Among the lines below, count those containing the word "post". Give the number only.

********************

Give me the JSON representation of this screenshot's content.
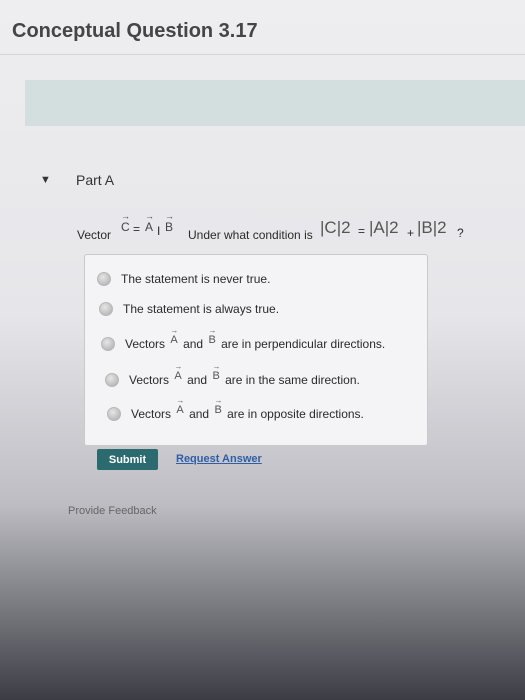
{
  "page": {
    "title": "Conceptual Question 3.17"
  },
  "part": {
    "label": "Part A",
    "toggle_icon": "▼"
  },
  "question": {
    "prefix": "Vector",
    "vec_c": "C",
    "eq1": "=",
    "vec_a": "A",
    "op": "I",
    "vec_b": "B",
    "mid": "Under what condition is",
    "cond_c": "|C|2",
    "cond_eq": "=",
    "cond_a": "|A|2",
    "cond_plus": "+",
    "cond_b": "|B|2",
    "cond_q": "?"
  },
  "options": [
    {
      "text": "The statement is never true."
    },
    {
      "text": "The statement is always true."
    },
    {
      "pre": "Vectors",
      "a": "A",
      "and": "and",
      "b": "B",
      "post": "are in perpendicular directions."
    },
    {
      "pre": "Vectors",
      "a": "A",
      "and": "and",
      "b": "B",
      "post": "are in the same direction."
    },
    {
      "pre": "Vectors",
      "a": "A",
      "and": "and",
      "b": "B",
      "post": "are in opposite directions."
    }
  ],
  "actions": {
    "submit_label": "Submit",
    "request_label": "Request Answer"
  },
  "footer": {
    "feedback_label": "Provide Feedback"
  },
  "colors": {
    "accent": "#2b6a6e",
    "link": "#2f5fa6",
    "banner": "#d3dfdf"
  }
}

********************

SOLUTION TO THE PROBLEM:
3